"""

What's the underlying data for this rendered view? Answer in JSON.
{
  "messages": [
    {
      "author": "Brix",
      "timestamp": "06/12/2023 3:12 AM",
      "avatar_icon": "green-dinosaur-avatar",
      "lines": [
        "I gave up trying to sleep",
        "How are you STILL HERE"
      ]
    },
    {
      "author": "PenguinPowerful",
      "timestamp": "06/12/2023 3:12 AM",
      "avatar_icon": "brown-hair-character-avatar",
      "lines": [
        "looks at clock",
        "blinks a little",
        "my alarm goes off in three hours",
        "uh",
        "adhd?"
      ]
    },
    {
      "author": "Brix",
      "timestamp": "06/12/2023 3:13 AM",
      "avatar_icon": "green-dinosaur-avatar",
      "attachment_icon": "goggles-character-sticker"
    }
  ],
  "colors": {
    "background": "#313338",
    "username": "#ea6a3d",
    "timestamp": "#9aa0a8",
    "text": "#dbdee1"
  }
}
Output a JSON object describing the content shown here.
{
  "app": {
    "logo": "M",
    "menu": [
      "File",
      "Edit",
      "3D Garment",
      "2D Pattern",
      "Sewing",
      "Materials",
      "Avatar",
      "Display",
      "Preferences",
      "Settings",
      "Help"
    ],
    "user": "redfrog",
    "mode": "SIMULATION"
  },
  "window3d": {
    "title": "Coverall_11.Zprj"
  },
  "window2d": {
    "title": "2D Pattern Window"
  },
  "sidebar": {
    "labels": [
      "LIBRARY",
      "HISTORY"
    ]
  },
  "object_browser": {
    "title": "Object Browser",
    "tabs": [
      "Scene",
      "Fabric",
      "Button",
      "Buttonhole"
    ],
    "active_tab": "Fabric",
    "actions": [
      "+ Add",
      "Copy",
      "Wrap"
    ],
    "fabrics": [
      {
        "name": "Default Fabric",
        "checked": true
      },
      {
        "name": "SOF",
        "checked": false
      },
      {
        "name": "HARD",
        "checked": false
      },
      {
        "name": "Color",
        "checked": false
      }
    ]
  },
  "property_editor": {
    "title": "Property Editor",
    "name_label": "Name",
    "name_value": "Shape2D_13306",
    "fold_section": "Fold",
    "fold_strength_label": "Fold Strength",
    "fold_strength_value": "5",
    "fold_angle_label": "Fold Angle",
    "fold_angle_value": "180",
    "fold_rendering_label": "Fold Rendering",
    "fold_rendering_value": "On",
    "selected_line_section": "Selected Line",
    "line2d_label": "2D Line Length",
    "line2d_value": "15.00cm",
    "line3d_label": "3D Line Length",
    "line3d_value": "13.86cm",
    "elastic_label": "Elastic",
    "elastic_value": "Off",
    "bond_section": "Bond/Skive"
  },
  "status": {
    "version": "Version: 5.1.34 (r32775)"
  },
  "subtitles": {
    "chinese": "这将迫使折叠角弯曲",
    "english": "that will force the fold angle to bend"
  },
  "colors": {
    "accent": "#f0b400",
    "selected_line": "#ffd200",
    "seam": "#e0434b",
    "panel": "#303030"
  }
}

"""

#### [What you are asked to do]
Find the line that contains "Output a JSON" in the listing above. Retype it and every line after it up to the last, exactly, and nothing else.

#### [Task answer]
Output a JSON object describing the content shown here.
{
  "app": {
    "logo": "M",
    "menu": [
      "File",
      "Edit",
      "3D Garment",
      "2D Pattern",
      "Sewing",
      "Materials",
      "Avatar",
      "Display",
      "Preferences",
      "Settings",
      "Help"
    ],
    "user": "redfrog",
    "mode": "SIMULATION"
  },
  "window3d": {
    "title": "Coverall_11.Zprj"
  },
  "window2d": {
    "title": "2D Pattern Window"
  },
  "sidebar": {
    "labels": [
      "LIBRARY",
      "HISTORY"
    ]
  },
  "object_browser": {
    "title": "Object Browser",
    "tabs": [
      "Scene",
      "Fabric",
      "Button",
      "Buttonhole"
    ],
    "active_tab": "Fabric",
    "actions": [
      "+ Add",
      "Copy",
      "Wrap"
    ],
    "fabrics": [
      {
        "name": "Default Fabric",
        "checked": true
      },
      {
        "name": "SOF",
        "checked": false
      },
      {
        "name": "HARD",
        "checked": false
      },
      {
        "name": "Color",
        "checked": false
      }
    ]
  },
  "property_editor": {
    "title": "Property Editor",
    "name_label": "Name",
    "name_value": "Shape2D_13306",
    "fold_section": "Fold",
    "fold_strength_label": "Fold Strength",
    "fold_strength_value": "5",
    "fold_angle_label": "Fold Angle",
    "fold_angle_value": "180",
    "fold_rendering_label": "Fold Rendering",
    "fold_rendering_value": "On",
    "selected_line_section": "Selected Line",
    "line2d_label": "2D Line Length",
    "line2d_value": "15.00cm",
    "line3d_label": "3D Line Length",
    "line3d_value": "13.86cm",
    "elastic_label": "Elastic",
    "elastic_value": "Off",
    "bond_section": "Bond/Skive"
  },
  "status": {
    "version": "Version: 5.1.34 (r32775)"
  },
  "subtitles": {
    "chinese": "这将迫使折叠角弯曲",
    "english": "that will force the fold angle to bend"
  },
  "colors": {
    "accent": "#f0b400",
    "selected_line": "#ffd200",
    "seam": "#e0434b",
    "panel": "#303030"
  }
}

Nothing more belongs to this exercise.